▸ What to work on
Except for the images, repeat the entries below word for word.

▸ Data for this task

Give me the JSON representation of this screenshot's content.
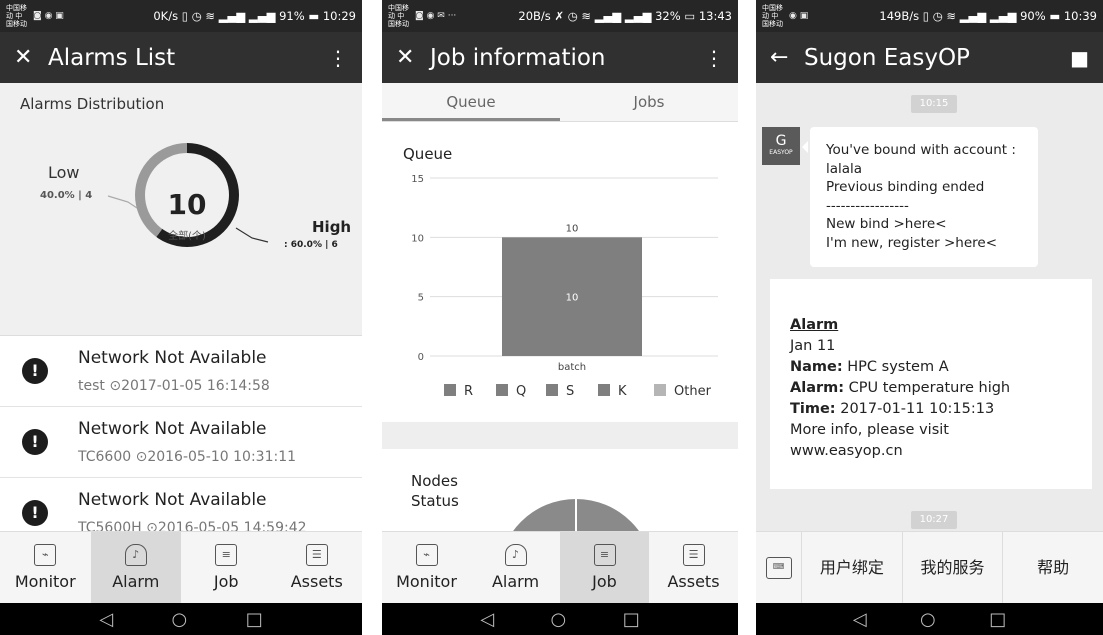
{
  "screens": [
    {
      "status": {
        "carrier": "中国移动\n中国移动",
        "speed": "0K/s",
        "battery": "91%",
        "time": "10:29"
      },
      "appbar": {
        "nav": "✕",
        "title": "Alarms List",
        "menu": "⋮"
      },
      "distribution": {
        "title": "Alarms Distribution",
        "total": "10",
        "unit": "全部(个)",
        "low_label": "Low",
        "low_value": "40.0% | 4",
        "high_label": "High",
        "high_value": ": 60.0% | 6",
        "high_fraction": 0.6
      },
      "alarms": [
        {
          "name": "Network Not Available",
          "meta": "test ⊙2017-01-05 16:14:58"
        },
        {
          "name": "Network Not Available",
          "meta": "TC6600 ⊙2016-05-10 10:31:11"
        },
        {
          "name": "Network Not Available",
          "meta": "TC5600H ⊙2016-05-05 14:59:42"
        }
      ],
      "tabs": [
        "Monitor",
        "Alarm",
        "Job",
        "Assets"
      ],
      "active_tab": "Alarm"
    },
    {
      "status": {
        "carrier": "中国移动\n中国移动",
        "speed": "20B/s",
        "battery": "32%",
        "time": "13:43"
      },
      "appbar": {
        "nav": "✕",
        "title": "Job information",
        "menu": "⋮"
      },
      "top_tabs": [
        "Queue",
        "Jobs"
      ],
      "queue_title": "Queue",
      "nodes_title": "Nodes Status",
      "tabs": [
        "Monitor",
        "Alarm",
        "Job",
        "Assets"
      ],
      "active_tab": "Job"
    },
    {
      "status": {
        "carrier": "中国移动\n中国移动",
        "speed": "149B/s",
        "battery": "90%",
        "time": "10:39"
      },
      "appbar": {
        "nav": "←",
        "title": "Sugon EasyOP",
        "menu": "👤"
      },
      "time1": "10:15",
      "time2": "10:27",
      "avatar_text": "EASYOP",
      "bubble_lines": [
        "You've bound with account :",
        "lalala",
        "Previous binding ended",
        "-----------------",
        "New bind >here<",
        "I'm new, register >here<"
      ],
      "card": {
        "heading": "Alarm",
        "date": "Jan 11",
        "name_label": "Name:",
        "name_value": " HPC system A",
        "alarm_label": "Alarm:",
        "alarm_value": " CPU temperature high",
        "time_label": "Time:",
        "time_value": " 2017-01-11 10:15:13",
        "more": "More info, please visit",
        "url": "www.easyop.cn"
      },
      "menu": [
        "用户绑定",
        "我的服务",
        "帮助"
      ]
    }
  ],
  "chart_data": {
    "type": "bar",
    "title": "Queue",
    "categories": [
      "batch"
    ],
    "series": [
      {
        "name": "R",
        "values": [
          0
        ]
      },
      {
        "name": "Q",
        "values": [
          10
        ]
      },
      {
        "name": "S",
        "values": [
          0
        ]
      },
      {
        "name": "K",
        "values": [
          0
        ]
      },
      {
        "name": "Other",
        "values": [
          0
        ]
      }
    ],
    "data_labels": [
      "10",
      "10"
    ],
    "yticks": [
      "0",
      "5",
      "10",
      "15"
    ],
    "ylim": [
      0,
      15
    ],
    "legend_position": "bottom",
    "colors": {
      "bar": "#7f7f7f",
      "other": "#b5b5b5"
    }
  }
}
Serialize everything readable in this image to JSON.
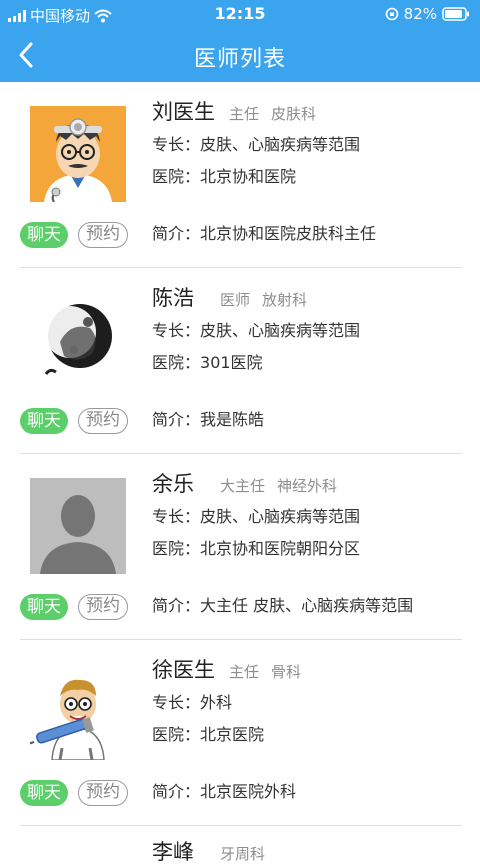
{
  "status_bar": {
    "carrier": "中国移动",
    "time": "12:15",
    "battery": "82%"
  },
  "nav": {
    "title": "医师列表"
  },
  "labels": {
    "chat": "聊天",
    "book": "预约",
    "specialty": "专长：",
    "hospital": "医院：",
    "intro": "简介："
  },
  "colors": {
    "primary": "#3ba4ee",
    "chat_green": "#5ccf6a"
  },
  "doctors": [
    {
      "name": "刘医生",
      "title": "主任",
      "dept": "皮肤科",
      "specialty": "皮肤、心脑疾病等范围",
      "hospital": "北京协和医院",
      "intro": "北京协和医院皮肤科主任",
      "avatar": "cartoon-doctor-avatar"
    },
    {
      "name": "陈浩",
      "title": "医师",
      "dept": "放射科",
      "specialty": "皮肤、心脑疾病等范围",
      "hospital": "301医院",
      "intro": "我是陈皓",
      "avatar": "ink-moon-avatar"
    },
    {
      "name": "余乐",
      "title": "大主任",
      "dept": "神经外科",
      "specialty": "皮肤、心脑疾病等范围",
      "hospital": "北京协和医院朝阳分区",
      "intro": "大主任 皮肤、心脑疾病等范围",
      "avatar": "default-person-avatar"
    },
    {
      "name": "徐医生",
      "title": "主任",
      "dept": "骨科",
      "specialty": "外科",
      "hospital": "北京医院",
      "intro": "北京医院外科",
      "avatar": "cartoon-syringe-doctor-avatar"
    }
  ],
  "partial_doctor": {
    "name": "李峰",
    "dept": "牙周科"
  }
}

▸ Answer below
Give me the JSON representation of this screenshot's content.
{
  "screens": [
    {
      "status": {
        "carrier": "中国移动\n中国移动",
        "speed": "0K/s",
        "battery": "91%",
        "time": "10:29"
      },
      "appbar": {
        "nav": "✕",
        "title": "Alarms List",
        "menu": "⋮"
      },
      "distribution": {
        "title": "Alarms Distribution",
        "total": "10",
        "unit": "全部(个)",
        "low_label": "Low",
        "low_value": "40.0% | 4",
        "high_label": "High",
        "high_value": ": 60.0% | 6",
        "high_fraction": 0.6
      },
      "alarms": [
        {
          "name": "Network Not Available",
          "meta": "test ⊙2017-01-05 16:14:58"
        },
        {
          "name": "Network Not Available",
          "meta": "TC6600 ⊙2016-05-10 10:31:11"
        },
        {
          "name": "Network Not Available",
          "meta": "TC5600H ⊙2016-05-05 14:59:42"
        }
      ],
      "tabs": [
        "Monitor",
        "Alarm",
        "Job",
        "Assets"
      ],
      "active_tab": "Alarm"
    },
    {
      "status": {
        "carrier": "中国移动\n中国移动",
        "speed": "20B/s",
        "battery": "32%",
        "time": "13:43"
      },
      "appbar": {
        "nav": "✕",
        "title": "Job information",
        "menu": "⋮"
      },
      "top_tabs": [
        "Queue",
        "Jobs"
      ],
      "queue_title": "Queue",
      "nodes_title": "Nodes Status",
      "tabs": [
        "Monitor",
        "Alarm",
        "Job",
        "Assets"
      ],
      "active_tab": "Job"
    },
    {
      "status": {
        "carrier": "中国移动\n中国移动",
        "speed": "149B/s",
        "battery": "90%",
        "time": "10:39"
      },
      "appbar": {
        "nav": "←",
        "title": "Sugon EasyOP",
        "menu": "👤"
      },
      "time1": "10:15",
      "time2": "10:27",
      "avatar_text": "EASYOP",
      "bubble_lines": [
        "You've bound with account :",
        "lalala",
        "Previous binding ended",
        "-----------------",
        "New bind >here<",
        "I'm new, register >here<"
      ],
      "card": {
        "heading": "Alarm",
        "date": "Jan 11",
        "name_label": "Name:",
        "name_value": " HPC system A",
        "alarm_label": "Alarm:",
        "alarm_value": " CPU temperature high",
        "time_label": "Time:",
        "time_value": " 2017-01-11 10:15:13",
        "more": "More info, please visit",
        "url": "www.easyop.cn"
      },
      "menu": [
        "用户绑定",
        "我的服务",
        "帮助"
      ]
    }
  ],
  "chart_data": {
    "type": "bar",
    "title": "Queue",
    "categories": [
      "batch"
    ],
    "series": [
      {
        "name": "R",
        "values": [
          0
        ]
      },
      {
        "name": "Q",
        "values": [
          10
        ]
      },
      {
        "name": "S",
        "values": [
          0
        ]
      },
      {
        "name": "K",
        "values": [
          0
        ]
      },
      {
        "name": "Other",
        "values": [
          0
        ]
      }
    ],
    "data_labels": [
      "10",
      "10"
    ],
    "yticks": [
      "0",
      "5",
      "10",
      "15"
    ],
    "ylim": [
      0,
      15
    ],
    "legend_position": "bottom",
    "colors": {
      "bar": "#7f7f7f",
      "other": "#b5b5b5"
    }
  }
}
Serialize everything readable in this image to JSON.
{
  "status_bar": {
    "carrier": "中国移动",
    "time": "12:15",
    "battery": "82%"
  },
  "nav": {
    "title": "医师列表"
  },
  "labels": {
    "chat": "聊天",
    "book": "预约",
    "specialty": "专长：",
    "hospital": "医院：",
    "intro": "简介："
  },
  "colors": {
    "primary": "#3ba4ee",
    "chat_green": "#5ccf6a"
  },
  "doctors": [
    {
      "name": "刘医生",
      "title": "主任",
      "dept": "皮肤科",
      "specialty": "皮肤、心脑疾病等范围",
      "hospital": "北京协和医院",
      "intro": "北京协和医院皮肤科主任",
      "avatar": "cartoon-doctor-avatar"
    },
    {
      "name": "陈浩",
      "title": "医师",
      "dept": "放射科",
      "specialty": "皮肤、心脑疾病等范围",
      "hospital": "301医院",
      "intro": "我是陈皓",
      "avatar": "ink-moon-avatar"
    },
    {
      "name": "余乐",
      "title": "大主任",
      "dept": "神经外科",
      "specialty": "皮肤、心脑疾病等范围",
      "hospital": "北京协和医院朝阳分区",
      "intro": "大主任 皮肤、心脑疾病等范围",
      "avatar": "default-person-avatar"
    },
    {
      "name": "徐医生",
      "title": "主任",
      "dept": "骨科",
      "specialty": "外科",
      "hospital": "北京医院",
      "intro": "北京医院外科",
      "avatar": "cartoon-syringe-doctor-avatar"
    }
  ],
  "partial_doctor": {
    "name": "李峰",
    "dept": "牙周科"
  }
}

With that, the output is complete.